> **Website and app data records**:
•••
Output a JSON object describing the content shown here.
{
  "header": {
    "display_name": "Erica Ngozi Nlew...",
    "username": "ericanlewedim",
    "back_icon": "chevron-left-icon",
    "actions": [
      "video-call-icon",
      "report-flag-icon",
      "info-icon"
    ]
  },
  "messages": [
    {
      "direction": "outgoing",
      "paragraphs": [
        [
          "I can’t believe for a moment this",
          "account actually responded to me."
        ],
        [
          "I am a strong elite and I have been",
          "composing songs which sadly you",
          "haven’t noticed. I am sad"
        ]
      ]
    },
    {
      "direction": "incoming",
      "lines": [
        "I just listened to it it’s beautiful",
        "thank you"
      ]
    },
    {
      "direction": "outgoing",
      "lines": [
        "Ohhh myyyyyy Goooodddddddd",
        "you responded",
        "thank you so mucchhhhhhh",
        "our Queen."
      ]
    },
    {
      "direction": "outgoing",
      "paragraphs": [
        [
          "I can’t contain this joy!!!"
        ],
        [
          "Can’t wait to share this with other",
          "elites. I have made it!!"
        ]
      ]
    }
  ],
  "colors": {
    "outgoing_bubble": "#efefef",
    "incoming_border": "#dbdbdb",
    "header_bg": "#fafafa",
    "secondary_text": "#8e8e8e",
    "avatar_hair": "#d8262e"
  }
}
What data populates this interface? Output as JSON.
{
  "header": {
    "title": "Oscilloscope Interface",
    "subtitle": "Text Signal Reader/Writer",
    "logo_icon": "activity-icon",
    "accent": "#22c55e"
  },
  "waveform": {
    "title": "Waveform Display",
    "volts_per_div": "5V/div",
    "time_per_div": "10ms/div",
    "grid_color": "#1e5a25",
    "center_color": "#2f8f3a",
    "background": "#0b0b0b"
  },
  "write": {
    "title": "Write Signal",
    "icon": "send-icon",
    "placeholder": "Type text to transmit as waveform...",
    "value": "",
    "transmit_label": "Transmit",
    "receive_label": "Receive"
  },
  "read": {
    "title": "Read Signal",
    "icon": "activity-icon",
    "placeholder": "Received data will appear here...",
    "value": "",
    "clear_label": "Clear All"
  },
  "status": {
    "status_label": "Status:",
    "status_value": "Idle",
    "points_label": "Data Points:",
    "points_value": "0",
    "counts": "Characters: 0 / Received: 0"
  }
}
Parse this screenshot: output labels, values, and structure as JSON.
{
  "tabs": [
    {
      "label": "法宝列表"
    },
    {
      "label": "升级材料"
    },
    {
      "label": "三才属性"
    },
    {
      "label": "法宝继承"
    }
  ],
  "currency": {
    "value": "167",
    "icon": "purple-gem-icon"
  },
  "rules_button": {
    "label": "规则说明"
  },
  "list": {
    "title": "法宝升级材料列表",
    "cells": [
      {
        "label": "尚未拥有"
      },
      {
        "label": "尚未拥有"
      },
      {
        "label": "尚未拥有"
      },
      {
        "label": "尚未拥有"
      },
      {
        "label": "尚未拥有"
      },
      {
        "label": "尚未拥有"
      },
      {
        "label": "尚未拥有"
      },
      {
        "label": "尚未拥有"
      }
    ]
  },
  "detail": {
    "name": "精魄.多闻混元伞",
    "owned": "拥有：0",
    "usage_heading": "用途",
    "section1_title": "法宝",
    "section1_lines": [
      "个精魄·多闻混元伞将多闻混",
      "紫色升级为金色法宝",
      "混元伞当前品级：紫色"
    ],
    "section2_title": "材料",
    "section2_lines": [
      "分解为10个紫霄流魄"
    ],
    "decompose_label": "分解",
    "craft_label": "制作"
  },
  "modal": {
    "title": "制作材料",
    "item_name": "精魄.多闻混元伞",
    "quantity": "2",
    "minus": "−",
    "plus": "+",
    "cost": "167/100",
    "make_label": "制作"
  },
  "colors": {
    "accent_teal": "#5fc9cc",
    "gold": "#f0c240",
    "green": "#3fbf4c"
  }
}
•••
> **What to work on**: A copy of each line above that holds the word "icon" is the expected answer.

> **Task solution**:
    "back_icon": "chevron-left-icon",
      "video-call-icon",
      "report-flag-icon",
      "info-icon"
    "logo_icon": "activity-icon",
    "icon": "send-icon",
    "icon": "activity-icon",
    "icon": "purple-gem-icon"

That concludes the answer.